ACTION ITEM.
Would you please copy every line below that includes the string "WINDS"?

EXCERPTED DATA.
::::::::
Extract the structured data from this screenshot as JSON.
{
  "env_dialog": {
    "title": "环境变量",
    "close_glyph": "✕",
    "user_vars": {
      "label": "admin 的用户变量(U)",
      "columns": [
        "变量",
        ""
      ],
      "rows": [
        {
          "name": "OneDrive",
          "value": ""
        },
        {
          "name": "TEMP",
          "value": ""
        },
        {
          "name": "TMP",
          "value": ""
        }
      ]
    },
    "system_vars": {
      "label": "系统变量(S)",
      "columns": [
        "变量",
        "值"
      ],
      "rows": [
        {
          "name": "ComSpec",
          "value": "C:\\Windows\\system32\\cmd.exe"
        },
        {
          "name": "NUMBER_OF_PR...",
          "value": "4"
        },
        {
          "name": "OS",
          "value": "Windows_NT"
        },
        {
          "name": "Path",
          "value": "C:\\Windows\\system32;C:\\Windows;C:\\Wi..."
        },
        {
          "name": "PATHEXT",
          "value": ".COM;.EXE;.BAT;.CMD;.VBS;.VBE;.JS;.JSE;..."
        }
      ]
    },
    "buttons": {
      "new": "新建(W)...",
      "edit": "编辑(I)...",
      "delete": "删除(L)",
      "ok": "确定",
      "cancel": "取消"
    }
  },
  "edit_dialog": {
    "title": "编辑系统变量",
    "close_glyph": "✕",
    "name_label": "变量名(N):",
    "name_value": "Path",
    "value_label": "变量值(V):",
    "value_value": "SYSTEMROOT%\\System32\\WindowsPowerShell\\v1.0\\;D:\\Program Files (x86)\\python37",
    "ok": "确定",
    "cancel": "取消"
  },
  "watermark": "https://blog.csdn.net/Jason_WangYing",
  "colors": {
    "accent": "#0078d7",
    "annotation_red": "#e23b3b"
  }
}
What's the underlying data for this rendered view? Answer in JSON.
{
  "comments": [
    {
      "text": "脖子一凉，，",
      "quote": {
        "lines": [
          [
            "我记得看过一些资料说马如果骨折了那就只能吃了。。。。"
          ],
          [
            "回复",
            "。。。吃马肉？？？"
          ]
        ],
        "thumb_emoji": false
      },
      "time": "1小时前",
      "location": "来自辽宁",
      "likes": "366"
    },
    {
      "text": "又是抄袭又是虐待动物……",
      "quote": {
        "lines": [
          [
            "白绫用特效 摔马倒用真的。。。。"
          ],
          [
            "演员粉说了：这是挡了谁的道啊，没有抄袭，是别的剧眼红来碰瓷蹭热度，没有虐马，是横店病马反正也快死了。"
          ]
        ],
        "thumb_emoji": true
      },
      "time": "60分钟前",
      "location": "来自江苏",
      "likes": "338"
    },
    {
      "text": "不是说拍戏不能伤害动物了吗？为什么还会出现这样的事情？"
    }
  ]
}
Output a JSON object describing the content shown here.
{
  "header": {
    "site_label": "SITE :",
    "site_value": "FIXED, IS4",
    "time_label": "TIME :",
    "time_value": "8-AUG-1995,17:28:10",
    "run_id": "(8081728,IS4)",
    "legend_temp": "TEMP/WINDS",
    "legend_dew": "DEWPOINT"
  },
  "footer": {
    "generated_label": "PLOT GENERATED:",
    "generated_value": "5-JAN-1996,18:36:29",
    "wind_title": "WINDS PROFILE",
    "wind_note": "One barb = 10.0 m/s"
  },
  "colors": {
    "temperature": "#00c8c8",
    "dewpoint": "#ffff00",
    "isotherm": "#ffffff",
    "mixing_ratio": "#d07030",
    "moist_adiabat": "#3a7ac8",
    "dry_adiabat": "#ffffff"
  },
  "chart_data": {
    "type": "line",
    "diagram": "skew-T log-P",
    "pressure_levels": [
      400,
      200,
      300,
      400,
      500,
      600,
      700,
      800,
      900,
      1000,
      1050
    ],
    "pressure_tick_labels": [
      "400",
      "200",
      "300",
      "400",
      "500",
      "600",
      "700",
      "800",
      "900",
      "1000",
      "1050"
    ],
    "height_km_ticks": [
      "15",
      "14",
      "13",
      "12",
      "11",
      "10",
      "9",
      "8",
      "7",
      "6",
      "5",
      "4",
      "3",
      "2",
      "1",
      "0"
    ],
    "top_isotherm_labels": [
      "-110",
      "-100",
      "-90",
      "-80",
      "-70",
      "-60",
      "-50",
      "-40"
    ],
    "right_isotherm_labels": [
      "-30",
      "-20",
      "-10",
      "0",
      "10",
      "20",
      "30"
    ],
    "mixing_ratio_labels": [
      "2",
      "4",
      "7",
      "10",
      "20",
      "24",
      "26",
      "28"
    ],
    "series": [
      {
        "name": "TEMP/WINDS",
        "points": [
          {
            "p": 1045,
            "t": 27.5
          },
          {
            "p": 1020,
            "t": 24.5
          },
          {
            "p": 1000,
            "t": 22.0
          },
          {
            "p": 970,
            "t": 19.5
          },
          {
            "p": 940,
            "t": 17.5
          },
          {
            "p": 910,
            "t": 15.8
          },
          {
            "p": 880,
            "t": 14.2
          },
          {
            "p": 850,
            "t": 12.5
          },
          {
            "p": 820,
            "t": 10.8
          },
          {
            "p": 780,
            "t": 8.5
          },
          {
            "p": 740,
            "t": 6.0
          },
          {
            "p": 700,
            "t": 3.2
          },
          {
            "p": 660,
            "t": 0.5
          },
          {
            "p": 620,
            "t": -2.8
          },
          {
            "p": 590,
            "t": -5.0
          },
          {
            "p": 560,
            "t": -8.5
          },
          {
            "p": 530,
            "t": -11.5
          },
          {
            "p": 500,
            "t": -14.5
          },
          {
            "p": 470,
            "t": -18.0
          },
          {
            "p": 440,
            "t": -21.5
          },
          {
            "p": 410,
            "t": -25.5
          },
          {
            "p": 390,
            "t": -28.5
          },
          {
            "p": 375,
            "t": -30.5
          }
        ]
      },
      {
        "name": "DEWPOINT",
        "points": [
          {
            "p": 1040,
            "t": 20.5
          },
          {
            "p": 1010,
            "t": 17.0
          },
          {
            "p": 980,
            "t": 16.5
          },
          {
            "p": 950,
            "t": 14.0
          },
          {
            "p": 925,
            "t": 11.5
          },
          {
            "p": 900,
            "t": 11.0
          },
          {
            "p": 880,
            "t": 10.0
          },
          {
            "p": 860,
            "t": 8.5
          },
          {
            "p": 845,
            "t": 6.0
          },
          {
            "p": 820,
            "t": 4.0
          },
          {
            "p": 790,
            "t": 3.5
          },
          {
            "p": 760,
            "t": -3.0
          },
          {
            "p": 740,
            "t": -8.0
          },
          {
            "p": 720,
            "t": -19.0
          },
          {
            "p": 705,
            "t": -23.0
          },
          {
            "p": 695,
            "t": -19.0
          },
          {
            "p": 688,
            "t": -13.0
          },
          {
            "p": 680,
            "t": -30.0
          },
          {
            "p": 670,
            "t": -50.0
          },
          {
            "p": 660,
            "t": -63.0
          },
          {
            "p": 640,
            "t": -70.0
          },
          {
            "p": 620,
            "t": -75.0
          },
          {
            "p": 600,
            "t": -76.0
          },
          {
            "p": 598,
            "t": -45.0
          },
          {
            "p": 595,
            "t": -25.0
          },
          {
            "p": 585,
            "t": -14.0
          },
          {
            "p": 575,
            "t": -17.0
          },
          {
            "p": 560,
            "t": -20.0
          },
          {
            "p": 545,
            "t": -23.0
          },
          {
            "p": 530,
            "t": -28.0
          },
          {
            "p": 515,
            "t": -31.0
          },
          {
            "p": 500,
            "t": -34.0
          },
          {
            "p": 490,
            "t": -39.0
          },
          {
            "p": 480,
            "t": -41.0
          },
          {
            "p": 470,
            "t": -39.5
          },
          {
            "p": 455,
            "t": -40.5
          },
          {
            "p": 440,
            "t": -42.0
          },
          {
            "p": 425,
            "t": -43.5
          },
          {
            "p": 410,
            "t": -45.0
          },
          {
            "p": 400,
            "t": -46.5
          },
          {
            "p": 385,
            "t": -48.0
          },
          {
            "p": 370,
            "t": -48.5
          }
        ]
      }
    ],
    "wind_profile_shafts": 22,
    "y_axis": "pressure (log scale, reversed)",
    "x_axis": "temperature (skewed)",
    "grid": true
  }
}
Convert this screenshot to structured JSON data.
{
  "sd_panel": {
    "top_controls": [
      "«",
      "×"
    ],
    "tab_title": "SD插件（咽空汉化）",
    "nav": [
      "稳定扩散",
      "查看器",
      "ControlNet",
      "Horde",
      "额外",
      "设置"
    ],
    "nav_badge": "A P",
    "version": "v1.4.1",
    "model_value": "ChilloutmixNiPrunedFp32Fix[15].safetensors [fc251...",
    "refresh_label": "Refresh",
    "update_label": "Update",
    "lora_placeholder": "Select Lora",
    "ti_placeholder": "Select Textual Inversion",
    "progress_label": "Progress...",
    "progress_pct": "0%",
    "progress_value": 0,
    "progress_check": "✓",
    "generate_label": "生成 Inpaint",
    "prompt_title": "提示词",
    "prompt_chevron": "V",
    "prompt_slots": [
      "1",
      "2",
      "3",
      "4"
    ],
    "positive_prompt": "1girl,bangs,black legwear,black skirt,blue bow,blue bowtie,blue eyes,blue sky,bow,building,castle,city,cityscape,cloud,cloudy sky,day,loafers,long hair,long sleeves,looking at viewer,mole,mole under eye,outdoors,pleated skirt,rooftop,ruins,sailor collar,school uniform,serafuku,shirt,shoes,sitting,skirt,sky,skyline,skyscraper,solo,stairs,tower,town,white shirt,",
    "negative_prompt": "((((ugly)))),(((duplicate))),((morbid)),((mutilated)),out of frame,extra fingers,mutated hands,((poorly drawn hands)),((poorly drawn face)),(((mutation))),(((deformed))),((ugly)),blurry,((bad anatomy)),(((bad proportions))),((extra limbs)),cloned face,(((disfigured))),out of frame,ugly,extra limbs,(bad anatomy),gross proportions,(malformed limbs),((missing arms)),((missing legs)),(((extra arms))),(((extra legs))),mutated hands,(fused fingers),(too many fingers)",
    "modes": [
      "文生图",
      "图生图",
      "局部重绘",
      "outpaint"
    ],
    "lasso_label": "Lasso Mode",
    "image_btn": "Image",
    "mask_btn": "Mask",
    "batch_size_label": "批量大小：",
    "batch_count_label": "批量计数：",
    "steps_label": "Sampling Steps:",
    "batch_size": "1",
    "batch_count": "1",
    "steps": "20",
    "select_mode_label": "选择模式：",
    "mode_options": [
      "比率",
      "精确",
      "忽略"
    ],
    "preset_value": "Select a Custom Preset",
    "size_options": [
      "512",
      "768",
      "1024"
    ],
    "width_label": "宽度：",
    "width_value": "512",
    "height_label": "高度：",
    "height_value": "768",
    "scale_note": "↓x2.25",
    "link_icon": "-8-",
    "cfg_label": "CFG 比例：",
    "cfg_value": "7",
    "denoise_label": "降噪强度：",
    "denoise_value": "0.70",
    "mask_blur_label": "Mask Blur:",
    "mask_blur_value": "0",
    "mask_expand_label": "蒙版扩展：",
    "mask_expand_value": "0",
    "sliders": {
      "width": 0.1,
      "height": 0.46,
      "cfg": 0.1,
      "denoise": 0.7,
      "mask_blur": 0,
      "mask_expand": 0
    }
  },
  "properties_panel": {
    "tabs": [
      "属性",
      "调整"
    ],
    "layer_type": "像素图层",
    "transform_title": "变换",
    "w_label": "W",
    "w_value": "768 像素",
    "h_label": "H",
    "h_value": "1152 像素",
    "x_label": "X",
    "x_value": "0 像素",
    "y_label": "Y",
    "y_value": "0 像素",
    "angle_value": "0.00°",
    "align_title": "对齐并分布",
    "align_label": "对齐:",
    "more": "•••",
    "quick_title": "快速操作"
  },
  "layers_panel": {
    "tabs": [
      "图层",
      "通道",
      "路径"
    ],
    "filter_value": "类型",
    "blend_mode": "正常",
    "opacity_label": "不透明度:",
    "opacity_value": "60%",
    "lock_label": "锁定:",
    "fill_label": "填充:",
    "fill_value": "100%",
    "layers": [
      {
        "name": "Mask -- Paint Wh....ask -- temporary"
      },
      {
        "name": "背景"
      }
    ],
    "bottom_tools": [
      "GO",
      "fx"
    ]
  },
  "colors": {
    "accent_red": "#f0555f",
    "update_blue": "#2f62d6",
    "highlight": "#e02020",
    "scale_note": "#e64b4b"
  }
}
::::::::
SOLUTION BELOW.
    "legend_temp": "TEMP/WINDS",
    "wind_title": "WINDS PROFILE",
        "name": "TEMP/WINDS",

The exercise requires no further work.